### Task description
Print the records again, character for character.

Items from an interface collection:
========================

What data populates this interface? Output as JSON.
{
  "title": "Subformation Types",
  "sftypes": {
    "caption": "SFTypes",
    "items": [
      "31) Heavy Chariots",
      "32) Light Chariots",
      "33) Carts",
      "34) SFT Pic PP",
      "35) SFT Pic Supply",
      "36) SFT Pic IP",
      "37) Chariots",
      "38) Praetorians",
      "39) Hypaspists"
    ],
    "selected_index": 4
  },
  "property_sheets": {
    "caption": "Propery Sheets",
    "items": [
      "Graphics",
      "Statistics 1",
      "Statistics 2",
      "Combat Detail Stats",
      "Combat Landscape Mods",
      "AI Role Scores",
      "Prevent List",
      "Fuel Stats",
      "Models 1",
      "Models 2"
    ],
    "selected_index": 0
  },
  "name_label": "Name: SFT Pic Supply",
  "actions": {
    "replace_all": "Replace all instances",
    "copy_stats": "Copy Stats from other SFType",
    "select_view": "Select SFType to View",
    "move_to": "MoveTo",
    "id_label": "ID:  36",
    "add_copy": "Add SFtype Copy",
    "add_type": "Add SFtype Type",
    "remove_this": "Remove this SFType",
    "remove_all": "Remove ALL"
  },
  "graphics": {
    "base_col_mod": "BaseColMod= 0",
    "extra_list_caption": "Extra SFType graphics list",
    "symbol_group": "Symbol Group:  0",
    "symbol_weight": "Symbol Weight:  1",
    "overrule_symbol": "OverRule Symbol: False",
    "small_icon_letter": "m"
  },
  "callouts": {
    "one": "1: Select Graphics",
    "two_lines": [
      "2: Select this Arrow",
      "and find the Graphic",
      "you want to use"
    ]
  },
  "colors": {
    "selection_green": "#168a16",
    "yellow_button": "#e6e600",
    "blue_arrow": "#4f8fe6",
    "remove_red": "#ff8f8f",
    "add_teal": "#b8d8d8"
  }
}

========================

### Answer to the exercise
What data populates this interface? Output as JSON.
{
  "title": "Subformation Types",
  "sftypes": {
    "caption": "SFTypes",
    "items": [
      "31) Heavy Chariots",
      "32) Light Chariots",
      "33) Carts",
      "34) SFT Pic PP",
      "35) SFT Pic Supply",
      "36) SFT Pic IP",
      "37) Chariots",
      "38) Praetorians",
      "39) Hypaspists"
    ],
    "selected_index": 4
  },
  "property_sheets": {
    "caption": "Propery Sheets",
    "items": [
      "Graphics",
      "Statistics 1",
      "Statistics 2",
      "Combat Detail Stats",
      "Combat Landscape Mods",
      "AI Role Scores",
      "Prevent List",
      "Fuel Stats",
      "Models 1",
      "Models 2"
    ],
    "selected_index": 0
  },
  "name_label": "Name: SFT Pic Supply",
  "actions": {
    "replace_all": "Replace all instances",
    "copy_stats": "Copy Stats from other SFType",
    "select_view": "Select SFType to View",
    "move_to": "MoveTo",
    "id_label": "ID:  36",
    "add_copy": "Add SFtype Copy",
    "add_type": "Add SFtype Type",
    "remove_this": "Remove this SFType",
    "remove_all": "Remove ALL"
  },
  "graphics": {
    "base_col_mod": "BaseColMod= 0",
    "extra_list_caption": "Extra SFType graphics list",
    "symbol_group": "Symbol Group:  0",
    "symbol_weight": "Symbol Weight:  1",
    "overrule_symbol": "OverRule Symbol: False",
    "small_icon_letter": "m"
  },
  "callouts": {
    "one": "1: Select Graphics",
    "two_lines": [
      "2: Select this Arrow",
      "and find the Graphic",
      "you want to use"
    ]
  },
  "colors": {
    "selection_green": "#168a16",
    "yellow_button": "#e6e600",
    "blue_arrow": "#4f8fe6",
    "remove_red": "#ff8f8f",
    "add_teal": "#b8d8d8"
  }
}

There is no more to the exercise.